“It is difficult to estimate the rate of enrollment or when the study will be concluded,” she said in an emailed statement.
Dye also did not respond to a question concerning the partnership interest of Griffith and Ridgeway. Only after The Louisiana Record published a report in January detailing Renaissance Rx’s financial problems, did the company admit to layoffs and say that the company hopes to soon get back on track soon.
“For the first two years of operation, Renaissance RX experienced rapid, dramatic growth. In 2014 we restructured our company and Medicare initiated a review, which regrettably resulted in layoffs that we do not believe will continue in 2015,” Dye said in a statement. “It was difficult to lose valued members of our team and our best wishes are with them and their families.”
TPG Growth’s investment came on the heels of an announcement by Louisiana Economic Development (LED) in September 2014, in which Renaissance Rx announced it would be moving out of the New Orlean BioInnovation business incubator by investing $8 million into a 30,000 square foot facility located on St. Charles Avenue in New Orleans.
Louisiana Economic Development (LED) made a joint announcement with the company that the move would add 425 high paying jobs at an average annual salary of $54,100. Since the revelations about the layoffs and company restructuring have surfaced, LED has taken down from its website a press release containing information about the taxpayer grant the firm was to receive.

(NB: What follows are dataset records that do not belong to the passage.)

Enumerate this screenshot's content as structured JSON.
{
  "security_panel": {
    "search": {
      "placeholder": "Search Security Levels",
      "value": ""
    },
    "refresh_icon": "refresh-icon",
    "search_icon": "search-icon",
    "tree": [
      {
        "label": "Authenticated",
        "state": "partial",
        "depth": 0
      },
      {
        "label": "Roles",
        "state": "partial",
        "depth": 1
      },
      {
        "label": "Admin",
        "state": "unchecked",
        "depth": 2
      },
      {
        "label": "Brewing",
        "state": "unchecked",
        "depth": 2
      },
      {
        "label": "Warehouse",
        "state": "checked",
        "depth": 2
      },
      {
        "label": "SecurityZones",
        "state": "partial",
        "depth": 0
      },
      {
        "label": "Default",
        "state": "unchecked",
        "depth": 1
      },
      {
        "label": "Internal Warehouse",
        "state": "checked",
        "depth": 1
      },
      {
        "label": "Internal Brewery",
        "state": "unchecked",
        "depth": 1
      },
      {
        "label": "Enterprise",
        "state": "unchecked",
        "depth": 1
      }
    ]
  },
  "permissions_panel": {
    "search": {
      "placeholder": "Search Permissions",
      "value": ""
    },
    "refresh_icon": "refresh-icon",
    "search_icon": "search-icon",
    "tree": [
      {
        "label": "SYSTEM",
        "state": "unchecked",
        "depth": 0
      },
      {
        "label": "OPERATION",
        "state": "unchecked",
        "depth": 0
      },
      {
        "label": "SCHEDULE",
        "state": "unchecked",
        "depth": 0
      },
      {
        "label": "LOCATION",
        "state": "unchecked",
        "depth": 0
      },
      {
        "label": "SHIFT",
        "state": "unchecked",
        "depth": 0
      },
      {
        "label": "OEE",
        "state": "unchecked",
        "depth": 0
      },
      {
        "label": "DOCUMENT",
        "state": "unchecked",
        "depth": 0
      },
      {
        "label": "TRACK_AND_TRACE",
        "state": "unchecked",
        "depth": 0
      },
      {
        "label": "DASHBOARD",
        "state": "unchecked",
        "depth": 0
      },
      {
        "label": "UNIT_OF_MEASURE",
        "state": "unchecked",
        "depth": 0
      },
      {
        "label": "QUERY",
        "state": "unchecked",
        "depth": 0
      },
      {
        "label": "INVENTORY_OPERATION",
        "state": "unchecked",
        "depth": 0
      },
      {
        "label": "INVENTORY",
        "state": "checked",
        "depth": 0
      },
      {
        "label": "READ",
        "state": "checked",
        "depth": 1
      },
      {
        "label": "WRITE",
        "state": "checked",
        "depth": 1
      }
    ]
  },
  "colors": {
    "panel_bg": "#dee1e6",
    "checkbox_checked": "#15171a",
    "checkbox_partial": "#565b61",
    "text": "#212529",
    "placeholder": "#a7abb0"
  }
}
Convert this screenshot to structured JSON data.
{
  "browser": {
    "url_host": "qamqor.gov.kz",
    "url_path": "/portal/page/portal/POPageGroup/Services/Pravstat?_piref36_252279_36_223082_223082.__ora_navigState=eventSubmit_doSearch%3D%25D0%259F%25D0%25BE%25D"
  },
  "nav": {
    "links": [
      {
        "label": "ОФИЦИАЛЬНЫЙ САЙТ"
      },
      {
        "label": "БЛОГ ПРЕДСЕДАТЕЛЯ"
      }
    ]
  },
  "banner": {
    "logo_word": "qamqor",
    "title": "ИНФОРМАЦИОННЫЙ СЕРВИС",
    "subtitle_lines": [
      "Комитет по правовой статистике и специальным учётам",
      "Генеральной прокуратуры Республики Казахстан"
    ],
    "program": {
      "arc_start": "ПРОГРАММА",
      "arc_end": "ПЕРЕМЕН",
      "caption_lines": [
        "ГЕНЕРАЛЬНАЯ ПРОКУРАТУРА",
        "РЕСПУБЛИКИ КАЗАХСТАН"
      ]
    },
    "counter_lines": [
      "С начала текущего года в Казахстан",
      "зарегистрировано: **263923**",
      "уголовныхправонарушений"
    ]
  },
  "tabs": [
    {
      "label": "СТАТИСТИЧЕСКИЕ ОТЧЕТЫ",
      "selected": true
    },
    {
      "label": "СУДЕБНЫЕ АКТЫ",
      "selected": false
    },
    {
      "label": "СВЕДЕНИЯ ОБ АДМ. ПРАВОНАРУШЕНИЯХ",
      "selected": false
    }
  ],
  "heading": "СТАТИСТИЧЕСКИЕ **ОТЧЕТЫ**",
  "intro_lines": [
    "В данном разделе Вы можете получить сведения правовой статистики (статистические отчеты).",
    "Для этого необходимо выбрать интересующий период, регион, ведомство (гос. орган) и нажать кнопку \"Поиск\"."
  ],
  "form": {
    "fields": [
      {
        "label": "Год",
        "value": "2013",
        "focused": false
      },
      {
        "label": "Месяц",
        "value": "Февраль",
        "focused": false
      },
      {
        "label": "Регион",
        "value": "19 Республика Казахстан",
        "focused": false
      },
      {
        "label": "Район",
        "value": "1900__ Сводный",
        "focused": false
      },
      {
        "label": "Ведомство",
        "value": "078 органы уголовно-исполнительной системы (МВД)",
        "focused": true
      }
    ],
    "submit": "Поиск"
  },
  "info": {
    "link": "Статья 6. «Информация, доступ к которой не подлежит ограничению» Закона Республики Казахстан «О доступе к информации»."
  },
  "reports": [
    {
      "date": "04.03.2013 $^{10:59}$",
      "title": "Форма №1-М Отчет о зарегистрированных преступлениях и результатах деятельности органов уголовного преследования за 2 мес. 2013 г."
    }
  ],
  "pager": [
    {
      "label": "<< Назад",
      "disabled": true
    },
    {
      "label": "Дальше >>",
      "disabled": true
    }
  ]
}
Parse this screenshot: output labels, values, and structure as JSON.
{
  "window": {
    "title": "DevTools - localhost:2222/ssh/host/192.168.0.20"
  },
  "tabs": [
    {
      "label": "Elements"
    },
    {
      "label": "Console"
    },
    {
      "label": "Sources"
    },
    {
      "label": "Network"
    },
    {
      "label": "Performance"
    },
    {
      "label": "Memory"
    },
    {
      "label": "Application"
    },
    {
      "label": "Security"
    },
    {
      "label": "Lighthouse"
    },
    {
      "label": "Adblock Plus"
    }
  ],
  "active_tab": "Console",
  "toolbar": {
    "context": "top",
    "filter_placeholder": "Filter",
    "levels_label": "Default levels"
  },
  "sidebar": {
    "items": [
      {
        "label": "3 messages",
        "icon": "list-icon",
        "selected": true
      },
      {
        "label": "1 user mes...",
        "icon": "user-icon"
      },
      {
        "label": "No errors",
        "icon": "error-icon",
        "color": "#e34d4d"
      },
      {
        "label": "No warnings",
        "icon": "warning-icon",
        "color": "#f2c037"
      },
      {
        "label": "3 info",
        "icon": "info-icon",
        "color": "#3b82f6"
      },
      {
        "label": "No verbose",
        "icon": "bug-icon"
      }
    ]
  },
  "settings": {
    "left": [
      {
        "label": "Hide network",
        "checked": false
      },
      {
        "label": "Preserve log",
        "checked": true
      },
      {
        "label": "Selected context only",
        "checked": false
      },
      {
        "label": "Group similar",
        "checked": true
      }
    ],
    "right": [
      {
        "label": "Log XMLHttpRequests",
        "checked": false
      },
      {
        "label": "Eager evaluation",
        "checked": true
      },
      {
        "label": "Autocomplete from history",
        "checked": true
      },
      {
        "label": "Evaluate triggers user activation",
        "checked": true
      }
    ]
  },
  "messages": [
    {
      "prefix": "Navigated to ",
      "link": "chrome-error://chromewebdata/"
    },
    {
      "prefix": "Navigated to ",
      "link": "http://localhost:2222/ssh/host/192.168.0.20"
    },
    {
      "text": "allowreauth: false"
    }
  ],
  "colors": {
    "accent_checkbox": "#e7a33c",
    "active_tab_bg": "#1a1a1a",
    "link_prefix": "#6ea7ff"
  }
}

LED did not respond to a request for comment on why the announcement was taken down.
Anonymous posts on the pharmaceutical trade chat board www.cafepharma.com have pointed to a close relationship Renaissance Rx founder Dr. Tarun Jolly has with Gov. Bobby Jindal – Jolly is a first cousin of Louisiana’s first lady Supriya Jindal (née Jolly).
In fact, campaign finance records show the Jollys have been contributors to Jindal’s various political campaigns. In 2004, Tarun Jolly is listed as having provided two contributions of $325 to Jindal's unsuccessful bid for Louisiana Governor in 2003 and of $250 to Jindal's 2004 successful Congressional campaign. Relatives of the Jollys and related businesses additionally combined to provide more than $30,000 in donations to that campaign.
In the same month Louisiana Economic Development announced the $925,000 grant to Renaissance Rx, Jolly provided a $500 contribution to the Believe Again Political Action Committee, a pro-Jindal Super PAC.